How Edwards cooks up the Timberwolves’ positive chemistry

Nickeil Alexander-Walker, in his fifth year in the NBA, said he has never laughed more during a season than the guard has this one with the Timberwolves.

One reason: Anthony Edwards.

"He's gonna make fun of himself. He's gonna make fun of everybody," said Alexander-Walker, who Edwards once accused of dressing way too nicely after a game.

Take postgame after the team's 109-106 victory over Atlanta on Friday, when Edwards, in a room full of reporters, made fun of a large designer bag center Karl-Anthony Towns had in front of his locker. Edwards let him have it, joking that his daughter could fit in the suitcase.

But his jovial nature is also an indication of how the team's All-Star guard feels about Towns and the rest of his teammates.

"He's gonna laugh, and you got to take it," Alexander-Walker said. "You have to learn it's all love. If he's not making fun of you, chances are he don't really like you."

One reason the Wolves, who open the NBA playoffs on Saturday against Phoenix, have improved this season is because of how the team gets along.

That's ironic given this is largely the same group that had one teammate, center Rudy Gobert, attempt to punch another, forward Kyle Anderson, during the last game of the regular season a year ago.

Embracing teammates

The Wolves seem to embrace each other for what everyone does well, and they don't dwell on flaws.

"The emotional intelligence of this group is one of the best I've ever been around," coach Chris Finch said. "As a team, there's a lot of awareness about who they are as players and who their teammates are. That's where it starts."

That becomes evident in how the team, and Edwards specifically, relate to Gobert and Towns, two players who have had well-publicized friction with teammates in the past. With Gobert, it was Donovan Mitchell in Utah and D'Angelo Russell for a short time in Minnesota. With Towns, it was Jimmy Butler when Butler was in Minnesota. In those instances, teammates criticized the two for perceived flaws in their games or poked fun at their personalities.

That made Gobert and Towns lightning rods for external criticism, but to Edwards, those are his guys. That's how he said he has always been toward teammates, dating to his days in Atlanta on youth football fields.

"You got to appreciate your teammates for what they great at. … For Rudy, he's probably gonna go down as a top-three defensive player of all time," Edwards said. "You can't talk about his [offensive] flaws. You have to talk about what he great at. He's been doing that at a phenomenal job this entire season.
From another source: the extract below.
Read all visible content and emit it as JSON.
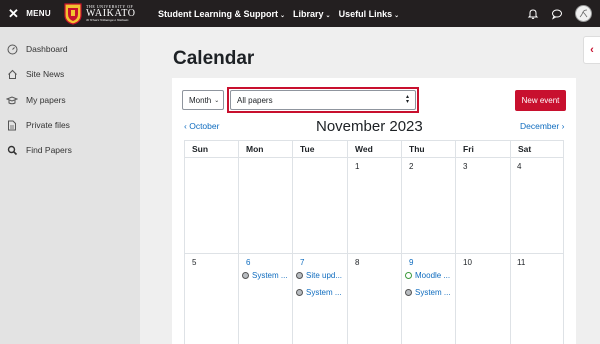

I'm just not the type of guy that be like, 'Aw, he's trash.' I'm always trying to uplift my teammates."

Edwards said there's much more good Towns can bring to the table for the team, that it isn't worth dwelling on when Towns might let emotions get the best of him.

"The stuff he do, you accept him for who he is," Edwards said. "We got a team full of people that's like, we gonna tell you about yourself, but we also gonna embrace each other. … I just pride myself on always wanting to see my teammates, a smile on they face."


That's not to say the team isn't willing to call each other out. Point guard Mike Conley said they're going to remind Towns to not go overboard in his reactions to things that go wrong in a game.

"He's still going to be KAT. He's going to have a possession where he does something crazy and we'll go, 'That's KAT.' But we're not going to let it fall to the side," Conley said. "We'll say, 'Hey, KAT, we need you to lock in.' We talk to him straight up. Like, we know you thought it was a foul, but I need you right now to go forward. He'll be like, 'You're right."

This is how the Wolves handle communication with each other, not just Towns. There's honesty and directness but always with a positive spin. The goal is to make everyone better and accentuate what they do well.

"We're going to give you latitude to make mistakes," Finch said. "But we got to get you being back to the best version of yourself."

Edwards is the one who helps set the tone with that. He has talked several times in the past about how hard Finch can coach him, and that sets an example for the rest of the team.

"He's the best at it," Anderson said. "Him and [Memphis guard Ja Morant] are two guys I've dealt with who are All-NBA talent, who both do a great job of accepting criticism or you can tell them, 'All right, you should've done this, or you messed up here.' Ant is one of the best teammates I ever had at accepting criticism or saying, 'I got you. I got to be better.'"

He also dishes credit when teammates deserve it. That gets noticed in the Wolves locker room when Edwards goes out of his way to shout out teammates who made contributions in a game.

"He sets a confidence level for a lot of guys," Conley said. "He could've had 40 points, and he's talking about the plays Nickeil made, Rudy made, me or anybody else. That's pretty cool he feels that way about us and he's celebrating our success."

And when someone messes up, Edwards isn't about to pass judgment. He knows he isn't perfect and neither are his teammates. That helps create an environment in which everyone can thrive.